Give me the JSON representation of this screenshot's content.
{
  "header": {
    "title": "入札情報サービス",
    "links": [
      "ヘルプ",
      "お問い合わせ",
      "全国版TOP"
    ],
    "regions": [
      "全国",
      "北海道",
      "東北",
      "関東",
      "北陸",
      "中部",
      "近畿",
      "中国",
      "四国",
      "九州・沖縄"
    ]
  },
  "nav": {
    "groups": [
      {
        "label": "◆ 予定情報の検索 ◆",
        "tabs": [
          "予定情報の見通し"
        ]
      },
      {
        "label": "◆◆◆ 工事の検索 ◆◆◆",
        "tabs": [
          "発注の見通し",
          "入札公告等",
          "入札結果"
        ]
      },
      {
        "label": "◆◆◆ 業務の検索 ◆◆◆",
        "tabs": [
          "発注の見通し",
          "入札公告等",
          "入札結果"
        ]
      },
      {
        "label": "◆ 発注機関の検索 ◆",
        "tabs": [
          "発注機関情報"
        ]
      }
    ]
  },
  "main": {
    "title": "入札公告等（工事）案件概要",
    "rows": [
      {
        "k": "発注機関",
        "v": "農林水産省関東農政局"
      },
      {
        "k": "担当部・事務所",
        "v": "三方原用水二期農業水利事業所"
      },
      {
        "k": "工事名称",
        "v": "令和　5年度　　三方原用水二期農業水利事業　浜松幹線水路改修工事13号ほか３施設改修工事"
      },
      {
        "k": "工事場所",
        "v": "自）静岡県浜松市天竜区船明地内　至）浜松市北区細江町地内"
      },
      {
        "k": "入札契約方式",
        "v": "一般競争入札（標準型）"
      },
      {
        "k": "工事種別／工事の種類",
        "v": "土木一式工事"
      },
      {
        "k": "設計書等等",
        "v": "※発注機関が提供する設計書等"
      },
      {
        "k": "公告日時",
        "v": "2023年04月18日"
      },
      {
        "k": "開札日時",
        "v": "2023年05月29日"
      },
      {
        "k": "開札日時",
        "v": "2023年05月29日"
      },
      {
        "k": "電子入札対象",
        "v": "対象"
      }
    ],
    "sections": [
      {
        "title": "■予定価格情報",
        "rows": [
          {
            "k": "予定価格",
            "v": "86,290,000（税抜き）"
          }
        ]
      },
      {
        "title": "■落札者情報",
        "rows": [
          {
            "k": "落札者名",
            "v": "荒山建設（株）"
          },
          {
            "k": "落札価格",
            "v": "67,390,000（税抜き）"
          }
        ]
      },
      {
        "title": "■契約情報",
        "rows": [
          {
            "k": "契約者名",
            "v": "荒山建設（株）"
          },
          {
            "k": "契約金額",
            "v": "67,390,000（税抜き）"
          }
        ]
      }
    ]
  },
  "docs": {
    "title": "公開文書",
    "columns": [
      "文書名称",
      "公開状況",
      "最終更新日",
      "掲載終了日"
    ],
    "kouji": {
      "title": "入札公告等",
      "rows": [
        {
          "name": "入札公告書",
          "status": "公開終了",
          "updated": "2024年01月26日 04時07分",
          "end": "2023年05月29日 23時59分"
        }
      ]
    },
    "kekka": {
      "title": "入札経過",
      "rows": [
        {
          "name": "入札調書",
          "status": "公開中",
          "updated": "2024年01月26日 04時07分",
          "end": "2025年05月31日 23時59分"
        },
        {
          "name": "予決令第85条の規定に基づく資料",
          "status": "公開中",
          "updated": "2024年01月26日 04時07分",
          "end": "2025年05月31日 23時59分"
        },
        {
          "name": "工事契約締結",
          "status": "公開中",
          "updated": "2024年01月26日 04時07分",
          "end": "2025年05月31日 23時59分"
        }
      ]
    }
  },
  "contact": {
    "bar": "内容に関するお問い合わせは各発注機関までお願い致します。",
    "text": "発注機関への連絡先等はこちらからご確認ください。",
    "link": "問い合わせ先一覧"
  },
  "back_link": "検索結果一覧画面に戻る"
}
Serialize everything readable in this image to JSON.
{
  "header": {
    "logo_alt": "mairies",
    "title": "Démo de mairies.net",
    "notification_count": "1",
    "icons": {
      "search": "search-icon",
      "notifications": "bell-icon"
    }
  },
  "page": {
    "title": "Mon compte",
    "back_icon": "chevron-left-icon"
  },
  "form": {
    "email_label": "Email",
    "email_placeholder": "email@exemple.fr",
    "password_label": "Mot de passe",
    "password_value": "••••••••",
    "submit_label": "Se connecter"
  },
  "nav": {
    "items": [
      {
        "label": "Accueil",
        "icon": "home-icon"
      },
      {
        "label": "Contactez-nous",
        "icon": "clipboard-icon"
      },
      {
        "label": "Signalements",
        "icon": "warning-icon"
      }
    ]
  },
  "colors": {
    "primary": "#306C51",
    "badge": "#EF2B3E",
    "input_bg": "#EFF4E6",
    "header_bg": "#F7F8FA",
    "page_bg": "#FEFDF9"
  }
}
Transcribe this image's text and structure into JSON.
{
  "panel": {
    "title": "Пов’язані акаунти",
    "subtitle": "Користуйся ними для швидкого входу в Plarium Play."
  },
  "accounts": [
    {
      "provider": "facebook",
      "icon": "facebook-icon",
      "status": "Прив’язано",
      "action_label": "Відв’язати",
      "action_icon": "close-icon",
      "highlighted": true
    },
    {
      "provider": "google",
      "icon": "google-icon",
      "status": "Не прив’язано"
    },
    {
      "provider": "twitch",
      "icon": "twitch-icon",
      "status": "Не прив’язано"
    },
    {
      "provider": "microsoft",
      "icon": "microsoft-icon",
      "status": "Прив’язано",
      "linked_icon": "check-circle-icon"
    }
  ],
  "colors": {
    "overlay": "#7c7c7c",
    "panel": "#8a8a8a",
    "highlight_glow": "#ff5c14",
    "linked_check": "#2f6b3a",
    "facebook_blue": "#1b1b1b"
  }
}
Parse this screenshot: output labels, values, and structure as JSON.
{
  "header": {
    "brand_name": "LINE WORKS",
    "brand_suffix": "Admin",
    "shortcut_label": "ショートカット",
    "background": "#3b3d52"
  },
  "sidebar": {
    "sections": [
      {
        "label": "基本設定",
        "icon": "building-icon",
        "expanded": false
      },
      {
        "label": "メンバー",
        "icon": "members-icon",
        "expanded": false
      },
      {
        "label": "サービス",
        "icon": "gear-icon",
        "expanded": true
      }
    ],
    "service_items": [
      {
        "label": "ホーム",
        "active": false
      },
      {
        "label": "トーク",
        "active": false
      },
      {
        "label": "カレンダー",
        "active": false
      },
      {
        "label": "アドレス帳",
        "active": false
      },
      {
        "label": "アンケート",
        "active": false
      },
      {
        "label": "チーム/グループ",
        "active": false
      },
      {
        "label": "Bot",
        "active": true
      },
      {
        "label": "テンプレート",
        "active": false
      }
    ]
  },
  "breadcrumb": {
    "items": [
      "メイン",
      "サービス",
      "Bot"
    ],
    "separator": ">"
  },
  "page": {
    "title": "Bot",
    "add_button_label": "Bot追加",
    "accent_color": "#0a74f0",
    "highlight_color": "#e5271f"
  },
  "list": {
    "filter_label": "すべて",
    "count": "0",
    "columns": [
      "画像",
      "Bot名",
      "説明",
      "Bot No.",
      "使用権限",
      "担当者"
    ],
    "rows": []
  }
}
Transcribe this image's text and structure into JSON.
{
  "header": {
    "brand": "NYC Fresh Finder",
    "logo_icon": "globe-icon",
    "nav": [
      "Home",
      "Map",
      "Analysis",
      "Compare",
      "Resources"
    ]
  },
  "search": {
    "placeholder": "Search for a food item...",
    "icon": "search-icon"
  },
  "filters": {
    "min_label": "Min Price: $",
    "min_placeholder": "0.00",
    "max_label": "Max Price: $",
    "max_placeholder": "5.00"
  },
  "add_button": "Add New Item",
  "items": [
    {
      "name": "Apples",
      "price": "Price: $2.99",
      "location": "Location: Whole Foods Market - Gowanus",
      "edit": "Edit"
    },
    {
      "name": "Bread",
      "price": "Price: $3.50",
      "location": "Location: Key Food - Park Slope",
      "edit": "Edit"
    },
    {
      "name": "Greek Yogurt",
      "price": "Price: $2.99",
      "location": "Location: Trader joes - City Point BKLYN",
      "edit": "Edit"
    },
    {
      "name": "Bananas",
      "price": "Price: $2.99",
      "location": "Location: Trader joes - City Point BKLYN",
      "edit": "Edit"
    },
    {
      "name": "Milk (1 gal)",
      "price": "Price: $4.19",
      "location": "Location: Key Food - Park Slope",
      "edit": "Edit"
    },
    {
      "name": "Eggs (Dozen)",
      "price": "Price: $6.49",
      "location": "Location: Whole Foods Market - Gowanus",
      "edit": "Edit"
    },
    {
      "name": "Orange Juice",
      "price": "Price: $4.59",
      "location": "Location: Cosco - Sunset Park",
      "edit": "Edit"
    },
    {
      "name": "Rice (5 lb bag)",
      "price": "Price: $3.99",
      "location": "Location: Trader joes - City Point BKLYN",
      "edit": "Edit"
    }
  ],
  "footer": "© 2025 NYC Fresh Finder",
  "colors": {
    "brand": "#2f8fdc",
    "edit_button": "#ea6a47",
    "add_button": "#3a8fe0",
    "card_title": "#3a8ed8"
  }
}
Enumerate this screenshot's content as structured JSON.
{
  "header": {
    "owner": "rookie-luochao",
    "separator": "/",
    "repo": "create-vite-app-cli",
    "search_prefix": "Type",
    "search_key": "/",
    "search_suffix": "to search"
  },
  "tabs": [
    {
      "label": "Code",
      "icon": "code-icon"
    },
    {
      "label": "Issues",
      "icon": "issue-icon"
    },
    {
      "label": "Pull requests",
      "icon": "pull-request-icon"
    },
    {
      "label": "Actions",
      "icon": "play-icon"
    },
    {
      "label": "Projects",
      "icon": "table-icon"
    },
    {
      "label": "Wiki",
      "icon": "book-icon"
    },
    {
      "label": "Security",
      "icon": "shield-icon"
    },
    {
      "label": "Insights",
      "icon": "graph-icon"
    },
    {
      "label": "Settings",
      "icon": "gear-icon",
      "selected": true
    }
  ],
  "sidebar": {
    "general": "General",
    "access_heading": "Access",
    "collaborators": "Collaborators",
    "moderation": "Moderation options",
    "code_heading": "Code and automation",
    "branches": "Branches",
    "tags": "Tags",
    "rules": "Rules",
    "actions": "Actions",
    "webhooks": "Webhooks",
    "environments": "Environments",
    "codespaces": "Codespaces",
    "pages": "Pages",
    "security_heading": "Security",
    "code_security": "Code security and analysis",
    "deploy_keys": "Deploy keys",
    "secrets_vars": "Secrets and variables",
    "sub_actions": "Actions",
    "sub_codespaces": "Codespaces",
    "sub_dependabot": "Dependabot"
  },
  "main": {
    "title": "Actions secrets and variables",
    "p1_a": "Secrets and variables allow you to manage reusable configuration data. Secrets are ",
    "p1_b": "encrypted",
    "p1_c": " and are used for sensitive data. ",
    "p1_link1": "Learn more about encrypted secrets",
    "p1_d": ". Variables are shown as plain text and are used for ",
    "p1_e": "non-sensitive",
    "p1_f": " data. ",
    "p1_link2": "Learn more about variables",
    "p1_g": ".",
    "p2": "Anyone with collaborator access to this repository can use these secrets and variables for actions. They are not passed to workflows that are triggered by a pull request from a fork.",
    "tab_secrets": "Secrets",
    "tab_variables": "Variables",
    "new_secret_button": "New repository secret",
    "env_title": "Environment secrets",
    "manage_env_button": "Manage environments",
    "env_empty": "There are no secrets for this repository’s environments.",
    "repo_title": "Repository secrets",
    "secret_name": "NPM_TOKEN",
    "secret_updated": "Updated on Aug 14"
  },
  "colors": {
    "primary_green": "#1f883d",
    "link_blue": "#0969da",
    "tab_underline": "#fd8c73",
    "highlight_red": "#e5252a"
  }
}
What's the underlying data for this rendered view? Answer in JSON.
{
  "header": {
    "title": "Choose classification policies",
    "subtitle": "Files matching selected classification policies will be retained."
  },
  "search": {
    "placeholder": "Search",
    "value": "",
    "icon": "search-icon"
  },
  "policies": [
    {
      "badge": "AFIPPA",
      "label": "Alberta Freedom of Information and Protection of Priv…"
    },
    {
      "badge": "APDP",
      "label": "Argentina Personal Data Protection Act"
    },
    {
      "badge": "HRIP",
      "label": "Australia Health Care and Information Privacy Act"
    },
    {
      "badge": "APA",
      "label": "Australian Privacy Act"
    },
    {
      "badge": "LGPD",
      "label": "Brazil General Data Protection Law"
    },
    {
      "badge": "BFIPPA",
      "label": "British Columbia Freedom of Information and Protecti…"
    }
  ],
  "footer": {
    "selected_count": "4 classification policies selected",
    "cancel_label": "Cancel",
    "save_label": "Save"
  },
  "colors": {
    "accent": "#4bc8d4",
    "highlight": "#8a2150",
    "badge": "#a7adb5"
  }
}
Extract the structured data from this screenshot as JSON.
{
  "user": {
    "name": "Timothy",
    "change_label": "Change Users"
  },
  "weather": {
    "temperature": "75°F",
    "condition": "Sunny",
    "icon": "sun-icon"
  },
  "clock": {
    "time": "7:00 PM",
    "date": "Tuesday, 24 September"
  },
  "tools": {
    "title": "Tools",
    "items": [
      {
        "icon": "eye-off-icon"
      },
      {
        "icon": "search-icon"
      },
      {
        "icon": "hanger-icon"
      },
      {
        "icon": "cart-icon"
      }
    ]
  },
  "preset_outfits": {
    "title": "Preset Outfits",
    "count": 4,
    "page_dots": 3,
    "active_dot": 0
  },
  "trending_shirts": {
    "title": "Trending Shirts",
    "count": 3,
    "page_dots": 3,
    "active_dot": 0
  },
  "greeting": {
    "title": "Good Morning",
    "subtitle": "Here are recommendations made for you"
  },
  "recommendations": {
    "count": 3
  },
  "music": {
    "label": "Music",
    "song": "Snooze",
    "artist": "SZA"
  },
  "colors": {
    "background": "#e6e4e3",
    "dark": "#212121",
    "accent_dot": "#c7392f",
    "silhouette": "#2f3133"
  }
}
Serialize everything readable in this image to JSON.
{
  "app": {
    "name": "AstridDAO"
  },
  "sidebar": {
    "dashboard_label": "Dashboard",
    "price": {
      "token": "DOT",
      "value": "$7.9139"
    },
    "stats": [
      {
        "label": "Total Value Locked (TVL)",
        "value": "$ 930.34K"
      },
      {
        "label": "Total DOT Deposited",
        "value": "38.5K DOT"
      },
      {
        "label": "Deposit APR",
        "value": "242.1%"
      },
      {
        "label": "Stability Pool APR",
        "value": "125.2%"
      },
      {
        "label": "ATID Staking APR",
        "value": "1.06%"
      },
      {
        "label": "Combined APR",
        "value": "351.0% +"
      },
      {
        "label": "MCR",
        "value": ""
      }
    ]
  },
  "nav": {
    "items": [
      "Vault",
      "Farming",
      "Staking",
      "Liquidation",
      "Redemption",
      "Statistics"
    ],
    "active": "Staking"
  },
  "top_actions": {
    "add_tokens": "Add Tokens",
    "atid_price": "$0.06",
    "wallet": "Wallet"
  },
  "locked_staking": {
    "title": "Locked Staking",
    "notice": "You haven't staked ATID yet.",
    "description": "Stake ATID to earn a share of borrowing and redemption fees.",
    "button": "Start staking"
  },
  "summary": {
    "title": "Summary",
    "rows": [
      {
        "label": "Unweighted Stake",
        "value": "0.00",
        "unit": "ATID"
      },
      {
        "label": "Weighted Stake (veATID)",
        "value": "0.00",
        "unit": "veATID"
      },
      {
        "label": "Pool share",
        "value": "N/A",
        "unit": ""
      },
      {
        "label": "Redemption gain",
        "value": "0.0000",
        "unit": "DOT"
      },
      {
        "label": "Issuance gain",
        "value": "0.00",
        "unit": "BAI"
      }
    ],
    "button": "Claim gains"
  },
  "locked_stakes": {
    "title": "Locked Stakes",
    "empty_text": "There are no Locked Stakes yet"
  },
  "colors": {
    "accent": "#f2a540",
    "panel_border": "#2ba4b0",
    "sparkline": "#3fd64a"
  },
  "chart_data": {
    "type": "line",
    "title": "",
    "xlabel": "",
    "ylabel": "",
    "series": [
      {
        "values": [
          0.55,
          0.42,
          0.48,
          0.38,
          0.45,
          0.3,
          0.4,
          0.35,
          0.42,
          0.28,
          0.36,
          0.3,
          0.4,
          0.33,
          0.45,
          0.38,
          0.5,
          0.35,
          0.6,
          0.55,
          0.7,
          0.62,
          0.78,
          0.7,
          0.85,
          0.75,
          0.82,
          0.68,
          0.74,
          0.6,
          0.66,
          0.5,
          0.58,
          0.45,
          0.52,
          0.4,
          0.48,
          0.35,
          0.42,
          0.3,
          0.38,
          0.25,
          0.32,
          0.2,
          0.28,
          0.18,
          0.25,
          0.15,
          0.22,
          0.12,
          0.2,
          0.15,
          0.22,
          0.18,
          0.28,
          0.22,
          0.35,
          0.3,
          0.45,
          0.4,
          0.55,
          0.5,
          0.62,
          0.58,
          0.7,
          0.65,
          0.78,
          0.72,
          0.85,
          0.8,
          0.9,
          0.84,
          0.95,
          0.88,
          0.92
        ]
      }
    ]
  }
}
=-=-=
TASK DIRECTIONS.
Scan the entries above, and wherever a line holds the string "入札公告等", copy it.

WRITTEN REPLY.
          "入札公告等",
          "入札公告等",
    "title": "入札公告等（工事）案件概要",
      "title": "入札公告等",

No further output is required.